November was a busy month for me. Unlike most people, my life kind of scales back in December. Time to catch up on things and find “free” creative time. I’m looking forward to enjoying some down time. It’s also that time of year when I reflect on my journey and plan for the next year.
This year was definitely full of travel for me. I feel so fortunate to have had so many new experiences this year. My life has been enriched by these journeys. I realize that being here, where I live, doesn’t creatively inspire me as much as I’d like. When I travel somewhere new, I gain new perspective.
I try to capture beauty whenever I can on my camera, then use it for creating new artwork. I’ve committed to participating in an exhibit in 2021 and really need to make some new work. My traveling and resulting images definitely have given me lots of ideas.
Here’s an example: In late September, I visited my aunt in Northern California. She always was a gardener. When she down-sized a few years ago, she made sure she had a space to grow things. While I was there, I took photos of the plants and birds that visited her small patio. When I returned home, I knew some of my images would be rendered into new artwork. In my latest art piece (just finished last week), I capture a goldfinch swinging on a stem while it ate the flower’s seeds. The position of the bird’s head seems contemplative. (Note: I’ve submitted “Goldfinch in My Garden” to a call for entry. Fingers crossed it gets accepted into the exhibit.)
While I think of the process for inspiration, I realize I get stuck in my head and need to walk away sometimes. It’s not that there’s no beauty where I live, it’s just the same beauty I see every day. Ordinary. Walking away and seeing something new is an opportunity to look at things differently and be inspired. What do you do to find creative inspiration?
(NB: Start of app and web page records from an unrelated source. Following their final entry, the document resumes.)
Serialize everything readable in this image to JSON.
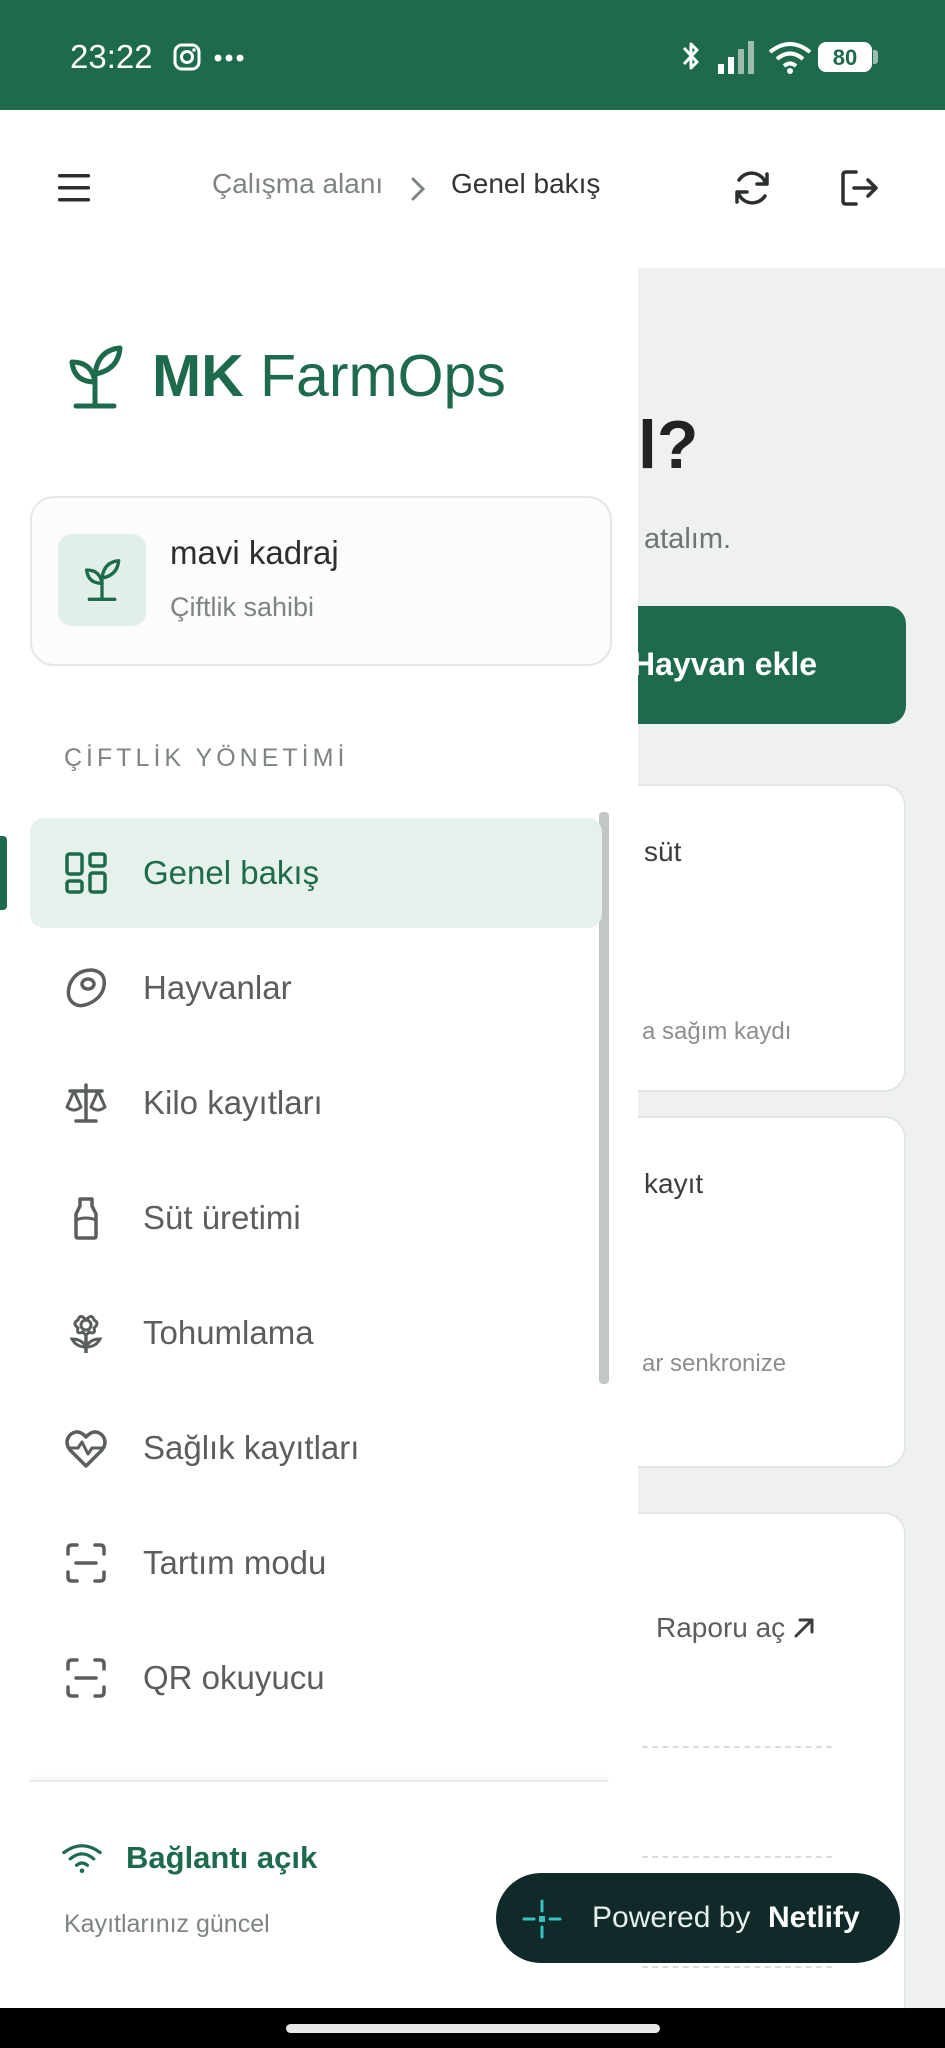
{
  "status_bar": {
    "time": "23:22",
    "battery": "80"
  },
  "header": {
    "breadcrumb": [
      "Çalışma alanı",
      "Genel bakış"
    ]
  },
  "drawer": {
    "brand_short": "MK",
    "brand_name": "FarmOps",
    "user_name": "mavi kadraj",
    "user_role": "Çiftlik sahibi",
    "section_title": "ÇİFTLİK YÖNETİMİ",
    "items": [
      {
        "label": "Genel bakış",
        "icon": "dashboard-icon",
        "active": true
      },
      {
        "label": "Hayvanlar",
        "icon": "meat-icon"
      },
      {
        "label": "Kilo kayıtları",
        "icon": "scale-icon"
      },
      {
        "label": "Süt üretimi",
        "icon": "milk-bottle-icon"
      },
      {
        "label": "Tohumlama",
        "icon": "flower-icon"
      },
      {
        "label": "Sağlık kayıtları",
        "icon": "heart-pulse-icon"
      },
      {
        "label": "Tartım modu",
        "icon": "scan-line-icon"
      },
      {
        "label": "QR okuyucu",
        "icon": "scan-line-icon"
      }
    ],
    "connection_label": "Bağlantı açık",
    "connection_sub": "Kayıtlarınız güncel"
  },
  "background": {
    "heading_fragment": "l?",
    "subtitle_fragment": "atalım.",
    "add_button": "Hayvan ekle",
    "card1_title": "süt",
    "card1_sub": "a sağım kaydı",
    "card2_title": "kayıt",
    "card2_sub": "ar senkronize",
    "report_link": "Raporu aç"
  },
  "netlify_badge": {
    "powered": "Powered by",
    "brand": "Netlify"
  },
  "colors": {
    "brand_green": "#1d6b4c",
    "active_bg": "#e6f1ec",
    "badge_bg": "#102a2a"
  }
}
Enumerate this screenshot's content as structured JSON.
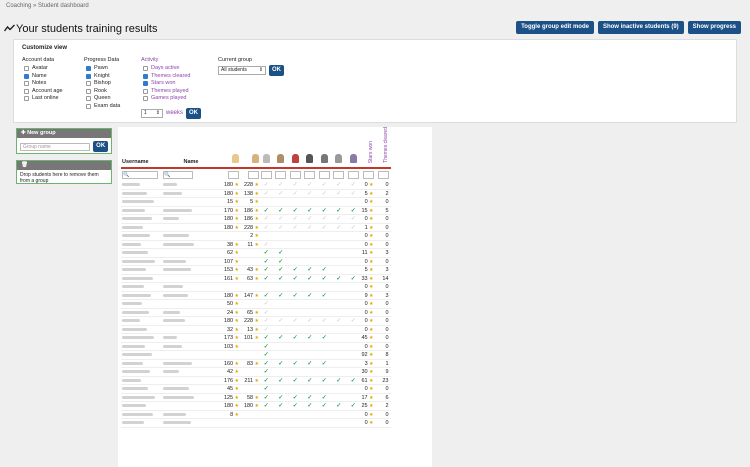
{
  "breadcrumb": "Coaching » Student dashboard",
  "page_title": "Your students training results",
  "buttons": {
    "toggle_edit": "Toggle group edit mode",
    "show_inactive": "Show inactive students (9)",
    "show_progress": "Show progress"
  },
  "customize": {
    "title": "Customize view",
    "account_data": {
      "label": "Account data",
      "items": [
        {
          "label": "Avatar",
          "checked": false
        },
        {
          "label": "Name",
          "checked": true
        },
        {
          "label": "Notes",
          "checked": false
        },
        {
          "label": "Account age",
          "checked": false
        },
        {
          "label": "Last online",
          "checked": false
        }
      ]
    },
    "progress_data": {
      "label": "Progress Data",
      "items": [
        {
          "label": "Pawn",
          "checked": true
        },
        {
          "label": "Knight",
          "checked": true
        },
        {
          "label": "Bishop",
          "checked": false
        },
        {
          "label": "Rook",
          "checked": false
        },
        {
          "label": "Queen",
          "checked": false
        },
        {
          "label": "Exam data",
          "checked": false
        }
      ]
    },
    "activity": {
      "label": "Activity",
      "items": [
        {
          "label": "Days active",
          "checked": false
        },
        {
          "label": "Themes cleared",
          "checked": true
        },
        {
          "label": "Stars won",
          "checked": true
        },
        {
          "label": "Themes played",
          "checked": false
        },
        {
          "label": "Games played",
          "checked": false
        }
      ],
      "weeks_value": "1",
      "weeks_label": "weeks",
      "ok": "OK"
    },
    "current_group": {
      "label": "Current group",
      "value": "All students",
      "ok": "OK"
    }
  },
  "sidebar": {
    "new_group_label": "New group",
    "group_name_placeholder": "Group name",
    "ok": "OK",
    "drop_label": "Drop students here to remove them from a group"
  },
  "table": {
    "headers": {
      "username": "Username",
      "name": "Name",
      "stars_won": "Stars won",
      "themes_cleared": "Themes cleared"
    },
    "rows": [
      {
        "pawn": "180",
        "knight": "228",
        "checks": "LLLLLLL",
        "stars": "0",
        "themes": "0"
      },
      {
        "pawn": "180",
        "knight": "138",
        "checks": "LLLLLLL",
        "stars": "5",
        "themes": "2"
      },
      {
        "pawn": "15",
        "knight": "5",
        "checks": "",
        "stars": "0",
        "themes": "0"
      },
      {
        "pawn": "170",
        "knight": "186",
        "checks": "GGGGGGG",
        "stars": "15",
        "themes": "5"
      },
      {
        "pawn": "180",
        "knight": "186",
        "checks": "LLLLLLL",
        "stars": "0",
        "themes": "0"
      },
      {
        "pawn": "180",
        "knight": "228",
        "checks": "LLLLLLL",
        "stars": "1",
        "themes": "0"
      },
      {
        "pawn": "",
        "knight": "2",
        "checks": "",
        "stars": "0",
        "themes": "0"
      },
      {
        "pawn": "38",
        "knight": "11",
        "checks": "L",
        "stars": "0",
        "themes": "0"
      },
      {
        "pawn": "62",
        "knight": "",
        "checks": "GG",
        "stars": "11",
        "themes": "3"
      },
      {
        "pawn": "107",
        "knight": "",
        "checks": "GG",
        "stars": "0",
        "themes": "0"
      },
      {
        "pawn": "153",
        "knight": "43",
        "checks": "GGGGG",
        "stars": "5",
        "themes": "3"
      },
      {
        "pawn": "161",
        "knight": "63",
        "checks": "GGGGGGG",
        "stars": "33",
        "themes": "14"
      },
      {
        "pawn": "",
        "knight": "",
        "checks": "",
        "stars": "0",
        "themes": "0"
      },
      {
        "pawn": "180",
        "knight": "147",
        "checks": "GGGGG",
        "stars": "9",
        "themes": "3"
      },
      {
        "pawn": "50",
        "knight": "",
        "checks": "L",
        "stars": "0",
        "themes": "0"
      },
      {
        "pawn": "24",
        "knight": "65",
        "checks": "L",
        "stars": "0",
        "themes": "0"
      },
      {
        "pawn": "180",
        "knight": "228",
        "checks": "LLLLLLL",
        "stars": "0",
        "themes": "0"
      },
      {
        "pawn": "32",
        "knight": "13",
        "checks": "L",
        "stars": "0",
        "themes": "0"
      },
      {
        "pawn": "173",
        "knight": "101",
        "checks": "GGGGG",
        "stars": "45",
        "themes": "0"
      },
      {
        "pawn": "103",
        "knight": "",
        "checks": "G",
        "stars": "0",
        "themes": "0"
      },
      {
        "pawn": "",
        "knight": "",
        "checks": "G",
        "stars": "92",
        "themes": "8"
      },
      {
        "pawn": "160",
        "knight": "83",
        "checks": "GGGGG",
        "stars": "3",
        "themes": "1"
      },
      {
        "pawn": "42",
        "knight": "",
        "checks": "G",
        "stars": "30",
        "themes": "9"
      },
      {
        "pawn": "176",
        "knight": "211",
        "checks": "GGGGGGG",
        "stars": "61",
        "themes": "23"
      },
      {
        "pawn": "45",
        "knight": "",
        "checks": "G",
        "stars": "0",
        "themes": "0"
      },
      {
        "pawn": "125",
        "knight": "58",
        "checks": "GGGGG",
        "stars": "17",
        "themes": "6"
      },
      {
        "pawn": "180",
        "knight": "180",
        "checks": "GGGGGGG",
        "stars": "25",
        "themes": "2"
      },
      {
        "pawn": "8",
        "knight": "",
        "checks": "",
        "stars": "0",
        "themes": "0"
      },
      {
        "pawn": "",
        "knight": "",
        "checks": "",
        "stars": "0",
        "themes": "0"
      }
    ]
  },
  "icons": {
    "title": "line-chart-icon",
    "plus": "plus-icon",
    "trash": "trash-icon",
    "search": "search-icon"
  },
  "colors": {
    "button": "#1b5186",
    "check": "#2ea44f",
    "header_rule": "#c0392b",
    "purple_text": "#8e44ad",
    "group_border": "#6db56d"
  }
}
Over the last 2 weeks, I had the opportunity to give several presentations to quilters who live in the Piedmont area of North Carolina. I received warm and gracious receptions from these creative people. It’s a rewarding feeling to know your message connected with the audience. It reminded me I’m on the right track.
I’ve been working in this profession for a fairly long time. It was 17 years ago that I started teaching sewing. When I started, I mostly focused on basic skills, but I always wanted to teach art. I can say I’m finally there. Art has always been a powerful and consistent part of my life. I explored and created. I made some things I felt were noteworthy and other things that I felt needed to be destroyed. I consistently embraced the ugly and, even with some set backs, I didn’t give up. I kept trying.
In some ways, I’m looking back at how far I’ve come. In other ways, I’m looking forward to what’s next. No matter how old you are, there’s always room for improvement and growth. We don’t have to change, but if we want something bad enough the opportunity is there. In my life, there are many things that are inspiring me to continue. There are new ideas and techniques I want to explore and a serious amount of ideas in my brain waiting to be generated into cloth.
In the words of Henri Matisse, “creativity takes courage!” That’s what this all comes down to for me. When I am feeling my lowest, I muster up as much courage and drive forward. We all have those days, weeks, months… or maybe even years … of feeling discouraged. Just know it’s OK to take time for yourself. If you want it bad enough, don’t give up. As Facebook COO, Sheryl Sandberg asks, “What would you do if you weren’t afraid?”